§ Your goal: Every word of the data must be reproduced in your reply exactly.

+++ Entries shown +++

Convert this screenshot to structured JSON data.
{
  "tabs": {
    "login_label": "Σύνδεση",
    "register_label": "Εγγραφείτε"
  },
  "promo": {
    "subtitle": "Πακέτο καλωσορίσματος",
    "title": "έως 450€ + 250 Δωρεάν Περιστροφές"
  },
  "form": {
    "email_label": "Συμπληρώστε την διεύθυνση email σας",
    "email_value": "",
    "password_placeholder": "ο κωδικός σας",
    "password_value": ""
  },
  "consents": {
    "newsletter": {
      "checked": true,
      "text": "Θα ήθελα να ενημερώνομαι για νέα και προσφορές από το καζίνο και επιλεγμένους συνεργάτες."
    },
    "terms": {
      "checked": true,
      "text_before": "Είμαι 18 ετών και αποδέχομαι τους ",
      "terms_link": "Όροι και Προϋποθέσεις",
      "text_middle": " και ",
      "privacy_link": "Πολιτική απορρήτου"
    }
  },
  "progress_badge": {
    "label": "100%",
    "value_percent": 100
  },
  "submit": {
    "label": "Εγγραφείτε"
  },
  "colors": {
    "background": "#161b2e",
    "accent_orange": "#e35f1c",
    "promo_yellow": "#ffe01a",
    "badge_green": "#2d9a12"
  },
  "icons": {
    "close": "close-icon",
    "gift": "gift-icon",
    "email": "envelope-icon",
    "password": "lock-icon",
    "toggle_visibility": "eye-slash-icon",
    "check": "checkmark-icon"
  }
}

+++

§ Task result:
Convert this screenshot to structured JSON data.
{
  "tabs": {
    "login_label": "Σύνδεση",
    "register_label": "Εγγραφείτε"
  },
  "promo": {
    "subtitle": "Πακέτο καλωσορίσματος",
    "title": "έως 450€ + 250 Δωρεάν Περιστροφές"
  },
  "form": {
    "email_label": "Συμπληρώστε την διεύθυνση email σας",
    "email_value": "",
    "password_placeholder": "ο κωδικός σας",
    "password_value": ""
  },
  "consents": {
    "newsletter": {
      "checked": true,
      "text": "Θα ήθελα να ενημερώνομαι για νέα και προσφορές από το καζίνο και επιλεγμένους συνεργάτες."
    },
    "terms": {
      "checked": true,
      "text_before": "Είμαι 18 ετών και αποδέχομαι τους ",
      "terms_link": "Όροι και Προϋποθέσεις",
      "text_middle": " και ",
      "privacy_link": "Πολιτική απορρήτου"
    }
  },
  "progress_badge": {
    "label": "100%",
    "value_percent": 100
  },
  "submit": {
    "label": "Εγγραφείτε"
  },
  "colors": {
    "background": "#161b2e",
    "accent_orange": "#e35f1c",
    "promo_yellow": "#ffe01a",
    "badge_green": "#2d9a12"
  },
  "icons": {
    "close": "close-icon",
    "gift": "gift-icon",
    "email": "envelope-icon",
    "password": "lock-icon",
    "toggle_visibility": "eye-slash-icon",
    "check": "checkmark-icon"
  }
}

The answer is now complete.